> [Work request]: The entries below should be repeated exactly, with no pictures carried over.

__________________________________________________

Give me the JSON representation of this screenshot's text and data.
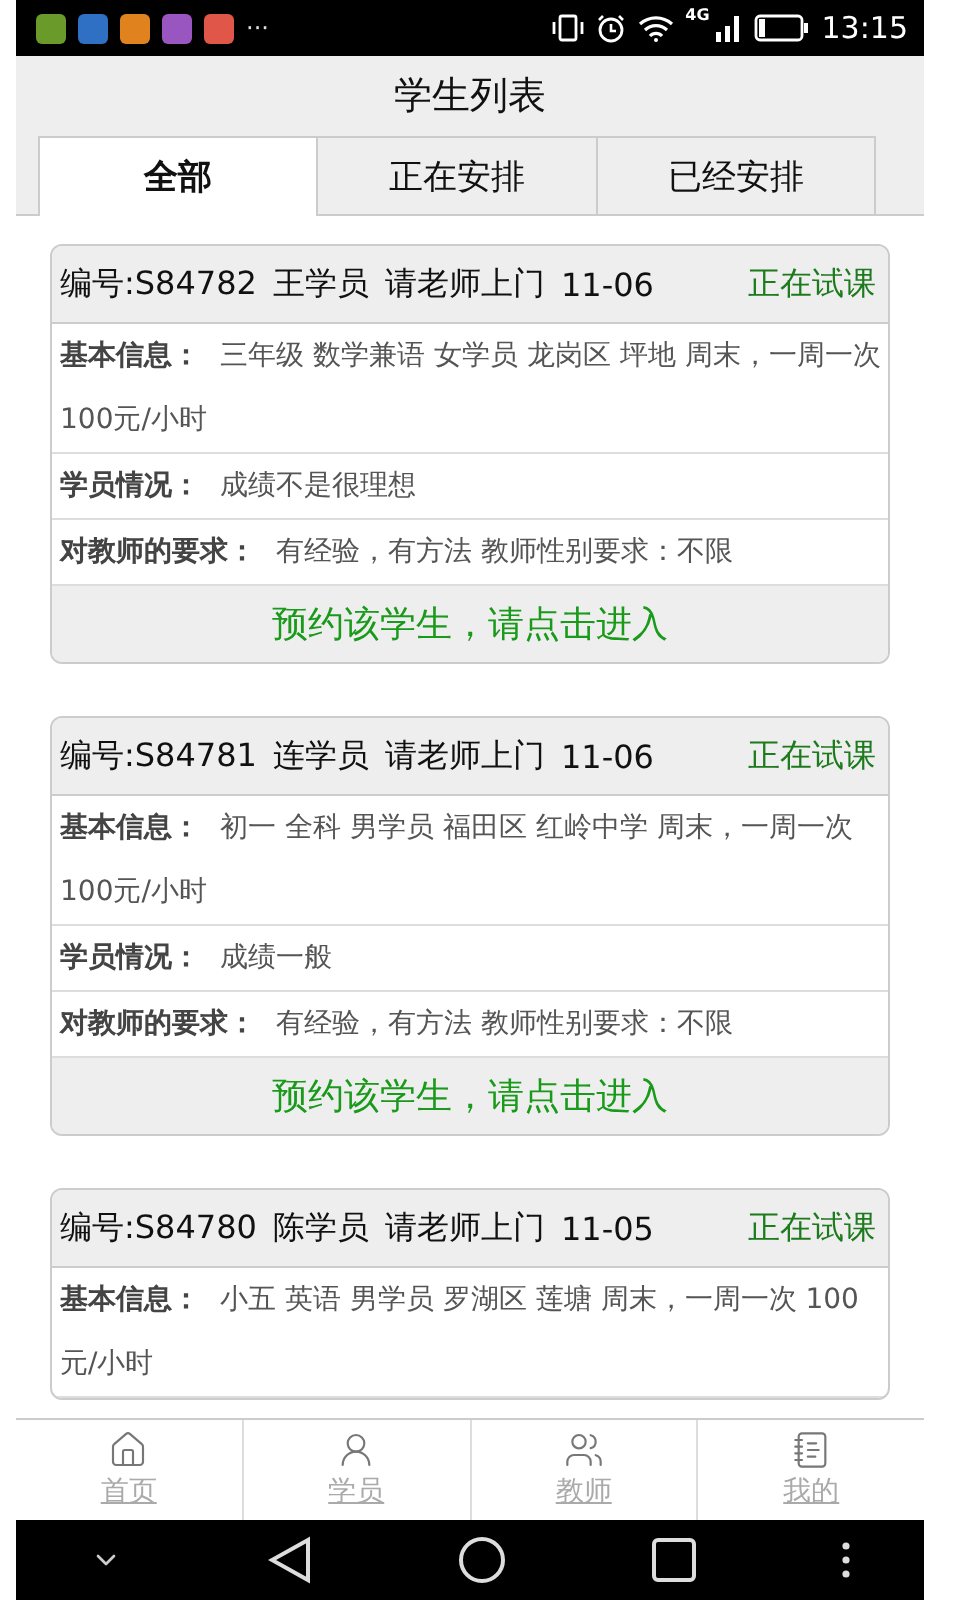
{
  "status_bar": {
    "notifications": [
      {
        "color": "#6a9a2a"
      },
      {
        "color": "#2f6fc4"
      },
      {
        "color": "#e0821e"
      },
      {
        "color": "#9a56c0"
      },
      {
        "color": "#e0574a"
      }
    ],
    "more": "···",
    "network": "4G",
    "time": "13:15"
  },
  "header": {
    "title": "学生列表"
  },
  "tabs": [
    {
      "label": "全部",
      "selected": true
    },
    {
      "label": "正在安排",
      "selected": false
    },
    {
      "label": "已经安排",
      "selected": false
    }
  ],
  "students": [
    {
      "number": "编号:S84782",
      "name": "王学员",
      "visit": "请老师上门",
      "date": "11-06",
      "status": "正在试课",
      "info_label": "基本信息：",
      "info": "三年级 数学兼语 女学员 龙岗区 坪地 周末，一周一次 100元/小时",
      "situation_label": "学员情况：",
      "situation": "成绩不是很理想",
      "req_label": "对教师的要求：",
      "requirement": "有经验，有方法  教师性别要求：不限",
      "action": "预约该学生，请点击进入"
    },
    {
      "number": "编号:S84781",
      "name": "连学员",
      "visit": "请老师上门",
      "date": "11-06",
      "status": "正在试课",
      "info_label": "基本信息：",
      "info": "初一 全科 男学员 福田区 红岭中学 周末，一周一次 100元/小时",
      "situation_label": "学员情况：",
      "situation": "成绩一般",
      "req_label": "对教师的要求：",
      "requirement": "有经验，有方法  教师性别要求：不限",
      "action": "预约该学生，请点击进入"
    },
    {
      "number": "编号:S84780",
      "name": "陈学员",
      "visit": "请老师上门",
      "date": "11-05",
      "status": "正在试课",
      "info_label": "基本信息：",
      "info": "小五 英语 男学员 罗湖区 莲塘 周末，一周一次 100元/小时"
    }
  ],
  "bottom_nav": [
    {
      "kind": "home",
      "label": "首页"
    },
    {
      "kind": "student",
      "label": "学员"
    },
    {
      "kind": "teacher",
      "label": "教师"
    },
    {
      "kind": "mine",
      "label": "我的"
    }
  ]
}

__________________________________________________

> [Result of the exercise]:
Give me the JSON representation of this screenshot's text and data.
{
  "status_bar": {
    "notifications": [
      {
        "color": "#6a9a2a"
      },
      {
        "color": "#2f6fc4"
      },
      {
        "color": "#e0821e"
      },
      {
        "color": "#9a56c0"
      },
      {
        "color": "#e0574a"
      }
    ],
    "more": "···",
    "network": "4G",
    "time": "13:15"
  },
  "header": {
    "title": "学生列表"
  },
  "tabs": [
    {
      "label": "全部",
      "selected": true
    },
    {
      "label": "正在安排",
      "selected": false
    },
    {
      "label": "已经安排",
      "selected": false
    }
  ],
  "students": [
    {
      "number": "编号:S84782",
      "name": "王学员",
      "visit": "请老师上门",
      "date": "11-06",
      "status": "正在试课",
      "info_label": "基本信息：",
      "info": "三年级 数学兼语 女学员 龙岗区 坪地 周末，一周一次 100元/小时",
      "situation_label": "学员情况：",
      "situation": "成绩不是很理想",
      "req_label": "对教师的要求：",
      "requirement": "有经验，有方法  教师性别要求：不限",
      "action": "预约该学生，请点击进入"
    },
    {
      "number": "编号:S84781",
      "name": "连学员",
      "visit": "请老师上门",
      "date": "11-06",
      "status": "正在试课",
      "info_label": "基本信息：",
      "info": "初一 全科 男学员 福田区 红岭中学 周末，一周一次 100元/小时",
      "situation_label": "学员情况：",
      "situation": "成绩一般",
      "req_label": "对教师的要求：",
      "requirement": "有经验，有方法  教师性别要求：不限",
      "action": "预约该学生，请点击进入"
    },
    {
      "number": "编号:S84780",
      "name": "陈学员",
      "visit": "请老师上门",
      "date": "11-05",
      "status": "正在试课",
      "info_label": "基本信息：",
      "info": "小五 英语 男学员 罗湖区 莲塘 周末，一周一次 100元/小时"
    }
  ],
  "bottom_nav": [
    {
      "kind": "home",
      "label": "首页"
    },
    {
      "kind": "student",
      "label": "学员"
    },
    {
      "kind": "teacher",
      "label": "教师"
    },
    {
      "kind": "mine",
      "label": "我的"
    }
  ]
}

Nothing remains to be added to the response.